Welcome to day 21 in the #AtoZChallenge. Today, I will be writing about my unusual interests. You see, like many autistic people, I tend to have interests that are intense and unusual in focus.
As a child, I was advanced for my age in math. When I was around six, my father taught me to do square and squareroot calculations. He used a set of squares (which were really computer chips) to teach me, laying three in one row and then squaring it to nine. I loved this.
When I was eight and the kids in my class were doing multiplication tables, this would be boring to me, as I had all tables from one to twelve memorized already. To make the activity useful for me anyway, I chose to start with the table of nineteen. Don’t ask me why I skipped thirteen to eighteen, but I did.
When I was a bit older still, I taught myself to do calendar calculation. Most people not familiar with autism I encounter have never even heard of that skill, which is a common savant skill in autistics. It involves calculating on what day a certain date falls. Usually, this skill is presumed to be memory-based, but I actually knew the rules for doing it. I also learned about the change from Julian to Gregorian calendar in 1582 and took those ten days that were skipped into account when working with dates before then. I have a newspaper article from late 1999, which I still treasure, titled something like “the fight about time” in Dutch. It explained why the year 4000, unlike other centennial years divisible by 400, shouldn’t be a leap year. How fascinating!
Later, I developed other “unusual” special interests. For example, I used to draw maps when I was around ten or eleven. I always drew Italy, though I knew a lot about topography in general.

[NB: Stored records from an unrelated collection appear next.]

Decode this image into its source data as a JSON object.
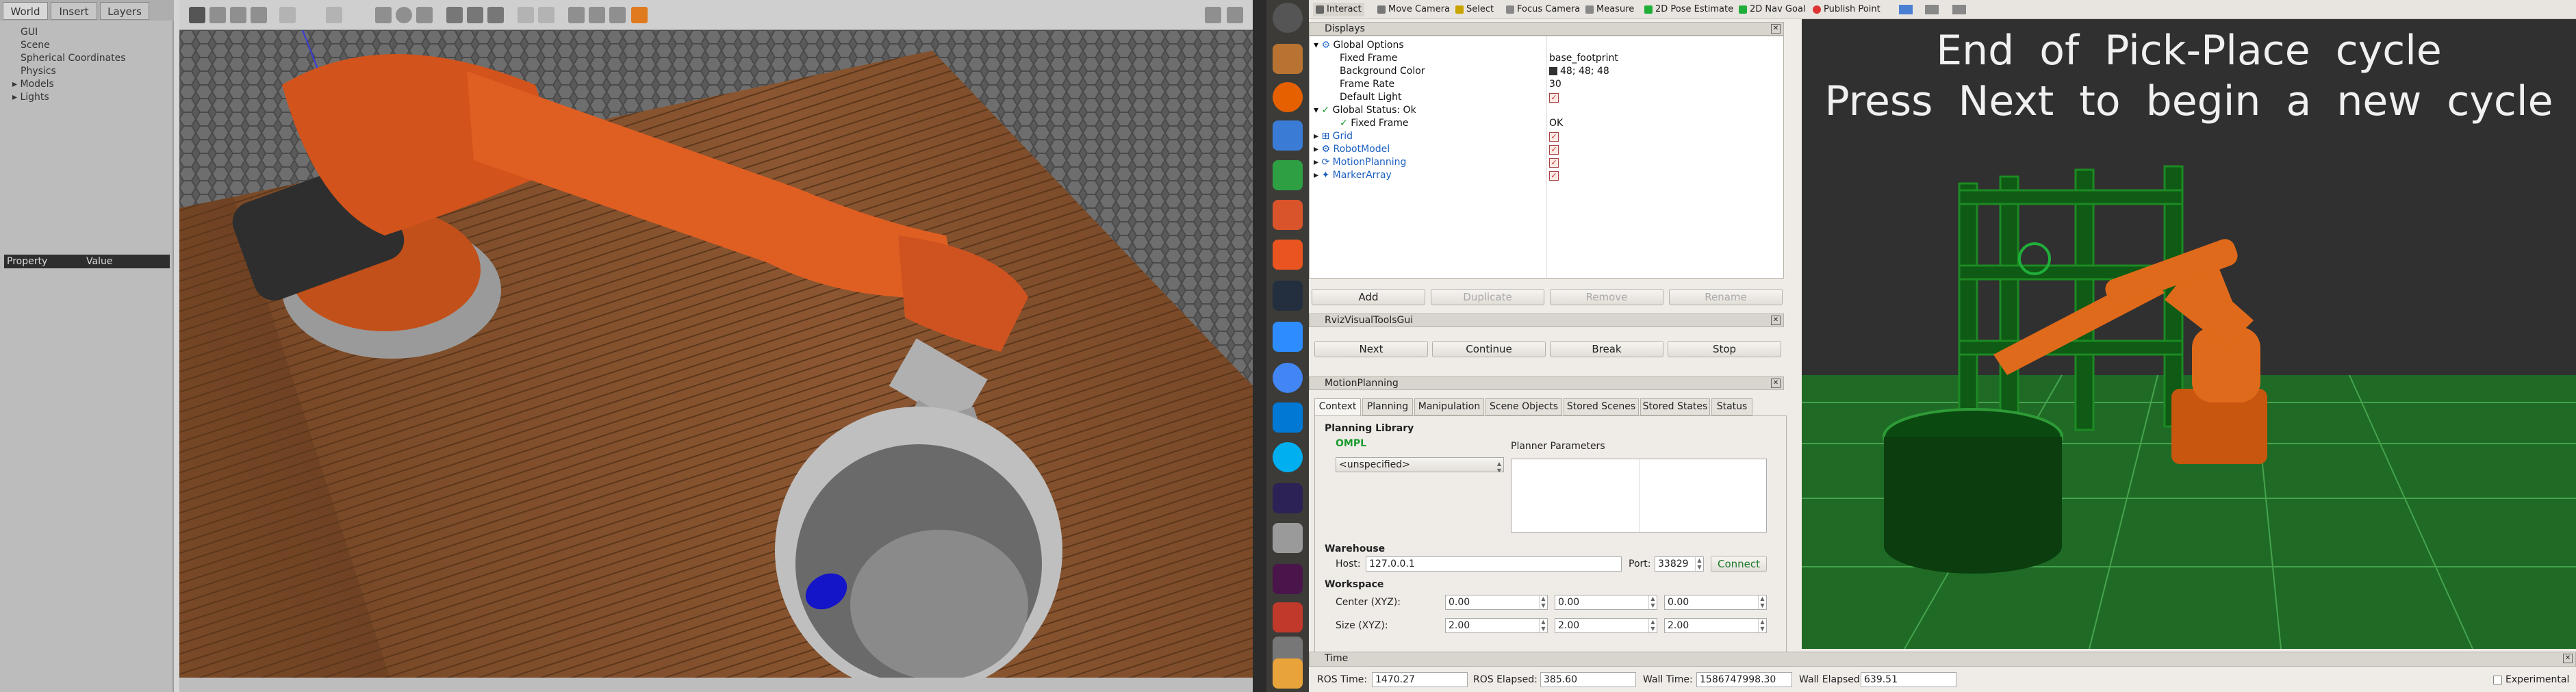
{
  "gazebo": {
    "tabs": [
      "World",
      "Insert",
      "Layers"
    ],
    "tree": [
      "GUI",
      "Scene",
      "Spherical Coordinates",
      "Physics",
      "Models",
      "Lights"
    ],
    "property_header": {
      "property": "Property",
      "value": "Value"
    }
  },
  "rviz": {
    "toolbar": [
      "Interact",
      "Move Camera",
      "Select",
      "Focus Camera",
      "Measure",
      "2D Pose Estimate",
      "2D Nav Goal",
      "Publish Point"
    ],
    "displays": {
      "title": "Displays",
      "global_options": "Global Options",
      "fixed_frame_label": "Fixed Frame",
      "fixed_frame_value": "base_footprint",
      "background_color_label": "Background Color",
      "background_color_value": "48; 48; 48",
      "frame_rate_label": "Frame Rate",
      "frame_rate_value": "30",
      "default_light_label": "Default Light",
      "global_status": "Global Status: Ok",
      "fixed_frame_status_label": "Fixed Frame",
      "fixed_frame_status_value": "OK",
      "items": [
        "Grid",
        "RobotModel",
        "MotionPlanning",
        "MarkerArray"
      ],
      "buttons": {
        "add": "Add",
        "duplicate": "Duplicate",
        "remove": "Remove",
        "rename": "Rename"
      }
    },
    "visual_tools": {
      "title": "RvizVisualToolsGui",
      "buttons": {
        "next": "Next",
        "continue": "Continue",
        "break": "Break",
        "stop": "Stop"
      }
    },
    "motion_planning": {
      "title": "MotionPlanning",
      "tabs": [
        "Context",
        "Planning",
        "Manipulation",
        "Scene Objects",
        "Stored Scenes",
        "Stored States",
        "Status"
      ],
      "planning_library": "Planning Library",
      "library_name": "OMPL",
      "planner_select": "<unspecified>",
      "planner_parameters": "Planner Parameters",
      "warehouse": "Warehouse",
      "host_label": "Host:",
      "host_value": "127.0.0.1",
      "port_label": "Port:",
      "port_value": "33829",
      "connect": "Connect",
      "workspace": "Workspace",
      "center_label": "Center (XYZ):",
      "center": [
        "0.00",
        "0.00",
        "0.00"
      ],
      "size_label": "Size (XYZ):",
      "size": [
        "2.00",
        "2.00",
        "2.00"
      ]
    },
    "view_text": {
      "line1": "End of Pick-Place cycle",
      "line2": "Press Next to begin a new cycle"
    },
    "time": {
      "title": "Time",
      "ros_time_label": "ROS Time:",
      "ros_time": "1470.27",
      "ros_elapsed_label": "ROS Elapsed:",
      "ros_elapsed": "385.60",
      "wall_time_label": "Wall Time:",
      "wall_time": "1586747998.30",
      "wall_elapsed_label": "Wall Elapsed:",
      "wall_elapsed": "639.51",
      "experimental": "Experimental"
    }
  },
  "colors": {
    "robot_orange": "#d9561c",
    "grid_green": "#2e7d32",
    "rviz_bg": "#303030",
    "launcher": "#3c3b37"
  }
}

When I was in the psychiatric hospital and touring potential supported housing places, I had no idea about their location, except which trains and buses to use to get there. I wasn’t as good with topography anymore. I at one point had most bus routes in my province memorized from Wikipedia.